■ Task prompt ■
In the response, each entry below should appear again exactly as given.

(Dataset rows describing interfaces)
++++++

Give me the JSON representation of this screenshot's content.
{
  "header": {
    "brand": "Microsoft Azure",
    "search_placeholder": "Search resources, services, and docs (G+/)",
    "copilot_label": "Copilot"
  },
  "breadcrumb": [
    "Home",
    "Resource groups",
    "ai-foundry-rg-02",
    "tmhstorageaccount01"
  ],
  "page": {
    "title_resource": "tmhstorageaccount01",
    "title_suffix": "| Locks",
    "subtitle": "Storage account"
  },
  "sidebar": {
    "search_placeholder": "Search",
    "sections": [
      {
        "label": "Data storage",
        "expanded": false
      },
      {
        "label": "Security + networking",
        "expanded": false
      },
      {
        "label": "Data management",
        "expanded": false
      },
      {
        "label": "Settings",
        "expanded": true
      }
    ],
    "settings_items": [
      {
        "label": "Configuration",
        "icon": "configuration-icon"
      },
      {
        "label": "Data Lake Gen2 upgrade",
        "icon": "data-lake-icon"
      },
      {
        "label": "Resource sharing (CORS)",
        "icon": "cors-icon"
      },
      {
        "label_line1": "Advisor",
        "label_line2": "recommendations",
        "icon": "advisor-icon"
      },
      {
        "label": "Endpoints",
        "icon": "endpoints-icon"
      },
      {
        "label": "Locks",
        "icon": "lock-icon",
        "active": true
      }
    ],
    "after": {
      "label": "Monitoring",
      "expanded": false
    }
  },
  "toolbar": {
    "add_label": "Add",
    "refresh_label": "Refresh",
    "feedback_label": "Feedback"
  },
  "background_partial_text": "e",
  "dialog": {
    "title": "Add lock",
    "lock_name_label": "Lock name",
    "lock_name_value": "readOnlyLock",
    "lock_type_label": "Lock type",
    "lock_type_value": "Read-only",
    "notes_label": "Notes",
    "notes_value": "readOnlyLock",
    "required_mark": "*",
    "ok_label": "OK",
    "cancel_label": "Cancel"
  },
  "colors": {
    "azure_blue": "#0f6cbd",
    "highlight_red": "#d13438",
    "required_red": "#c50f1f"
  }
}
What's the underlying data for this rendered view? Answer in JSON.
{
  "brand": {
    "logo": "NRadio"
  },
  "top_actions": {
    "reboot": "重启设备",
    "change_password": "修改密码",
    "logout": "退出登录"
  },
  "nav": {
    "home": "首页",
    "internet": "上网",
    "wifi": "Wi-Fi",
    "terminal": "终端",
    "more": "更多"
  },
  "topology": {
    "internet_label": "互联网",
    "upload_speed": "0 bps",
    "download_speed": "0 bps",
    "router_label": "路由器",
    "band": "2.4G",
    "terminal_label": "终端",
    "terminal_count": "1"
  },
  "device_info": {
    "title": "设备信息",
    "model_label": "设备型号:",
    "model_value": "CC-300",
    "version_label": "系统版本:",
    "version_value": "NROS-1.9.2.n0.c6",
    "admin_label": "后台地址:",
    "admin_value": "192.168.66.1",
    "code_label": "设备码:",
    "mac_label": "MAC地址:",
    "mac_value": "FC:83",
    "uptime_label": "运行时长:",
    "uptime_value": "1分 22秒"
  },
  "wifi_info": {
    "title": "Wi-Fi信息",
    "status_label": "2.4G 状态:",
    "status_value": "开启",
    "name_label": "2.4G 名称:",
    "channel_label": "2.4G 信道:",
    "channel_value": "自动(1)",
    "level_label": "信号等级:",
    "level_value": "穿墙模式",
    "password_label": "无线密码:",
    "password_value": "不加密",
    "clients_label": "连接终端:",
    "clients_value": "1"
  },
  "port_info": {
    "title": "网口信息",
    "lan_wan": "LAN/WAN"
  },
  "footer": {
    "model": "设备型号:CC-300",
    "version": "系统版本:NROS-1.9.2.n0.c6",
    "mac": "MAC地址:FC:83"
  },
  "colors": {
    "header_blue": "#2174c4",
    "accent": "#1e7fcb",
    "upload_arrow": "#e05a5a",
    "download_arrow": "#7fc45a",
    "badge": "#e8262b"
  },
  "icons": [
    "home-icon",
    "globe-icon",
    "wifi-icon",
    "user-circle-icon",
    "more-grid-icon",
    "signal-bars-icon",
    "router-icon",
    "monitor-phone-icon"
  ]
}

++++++

■ Solution ■
Give me the JSON representation of this screenshot's content.
{
  "header": {
    "brand": "Microsoft Azure",
    "search_placeholder": "Search resources, services, and docs (G+/)",
    "copilot_label": "Copilot"
  },
  "breadcrumb": [
    "Home",
    "Resource groups",
    "ai-foundry-rg-02",
    "tmhstorageaccount01"
  ],
  "page": {
    "title_resource": "tmhstorageaccount01",
    "title_suffix": "| Locks",
    "subtitle": "Storage account"
  },
  "sidebar": {
    "search_placeholder": "Search",
    "sections": [
      {
        "label": "Data storage",
        "expanded": false
      },
      {
        "label": "Security + networking",
        "expanded": false
      },
      {
        "label": "Data management",
        "expanded": false
      },
      {
        "label": "Settings",
        "expanded": true
      }
    ],
    "settings_items": [
      {
        "label": "Configuration",
        "icon": "configuration-icon"
      },
      {
        "label": "Data Lake Gen2 upgrade",
        "icon": "data-lake-icon"
      },
      {
        "label": "Resource sharing (CORS)",
        "icon": "cors-icon"
      },
      {
        "label_line1": "Advisor",
        "label_line2": "recommendations",
        "icon": "advisor-icon"
      },
      {
        "label": "Endpoints",
        "icon": "endpoints-icon"
      },
      {
        "label": "Locks",
        "icon": "lock-icon",
        "active": true
      }
    ],
    "after": {
      "label": "Monitoring",
      "expanded": false
    }
  },
  "toolbar": {
    "add_label": "Add",
    "refresh_label": "Refresh",
    "feedback_label": "Feedback"
  },
  "background_partial_text": "e",
  "dialog": {
    "title": "Add lock",
    "lock_name_label": "Lock name",
    "lock_name_value": "readOnlyLock",
    "lock_type_label": "Lock type",
    "lock_type_value": "Read-only",
    "notes_label": "Notes",
    "notes_value": "readOnlyLock",
    "required_mark": "*",
    "ok_label": "OK",
    "cancel_label": "Cancel"
  },
  "colors": {
    "azure_blue": "#0f6cbd",
    "highlight_red": "#d13438",
    "required_red": "#c50f1f"
  }
}
What's the underlying data for this rendered view? Answer in JSON.
{
  "brand": {
    "logo": "NRadio"
  },
  "top_actions": {
    "reboot": "重启设备",
    "change_password": "修改密码",
    "logout": "退出登录"
  },
  "nav": {
    "home": "首页",
    "internet": "上网",
    "wifi": "Wi-Fi",
    "terminal": "终端",
    "more": "更多"
  },
  "topology": {
    "internet_label": "互联网",
    "upload_speed": "0 bps",
    "download_speed": "0 bps",
    "router_label": "路由器",
    "band": "2.4G",
    "terminal_label": "终端",
    "terminal_count": "1"
  },
  "device_info": {
    "title": "设备信息",
    "model_label": "设备型号:",
    "model_value": "CC-300",
    "version_label": "系统版本:",
    "version_value": "NROS-1.9.2.n0.c6",
    "admin_label": "后台地址:",
    "admin_value": "192.168.66.1",
    "code_label": "设备码:",
    "mac_label": "MAC地址:",
    "mac_value": "FC:83",
    "uptime_label": "运行时长:",
    "uptime_value": "1分 22秒"
  },
  "wifi_info": {
    "title": "Wi-Fi信息",
    "status_label": "2.4G 状态:",
    "status_value": "开启",
    "name_label": "2.4G 名称:",
    "channel_label": "2.4G 信道:",
    "channel_value": "自动(1)",
    "level_label": "信号等级:",
    "level_value": "穿墙模式",
    "password_label": "无线密码:",
    "password_value": "不加密",
    "clients_label": "连接终端:",
    "clients_value": "1"
  },
  "port_info": {
    "title": "网口信息",
    "lan_wan": "LAN/WAN"
  },
  "footer": {
    "model": "设备型号:CC-300",
    "version": "系统版本:NROS-1.9.2.n0.c6",
    "mac": "MAC地址:FC:83"
  },
  "colors": {
    "header_blue": "#2174c4",
    "accent": "#1e7fcb",
    "upload_arrow": "#e05a5a",
    "download_arrow": "#7fc45a",
    "badge": "#e8262b"
  },
  "icons": [
    "home-icon",
    "globe-icon",
    "wifi-icon",
    "user-circle-icon",
    "more-grid-icon",
    "signal-bars-icon",
    "router-icon",
    "monitor-phone-icon"
  ]
}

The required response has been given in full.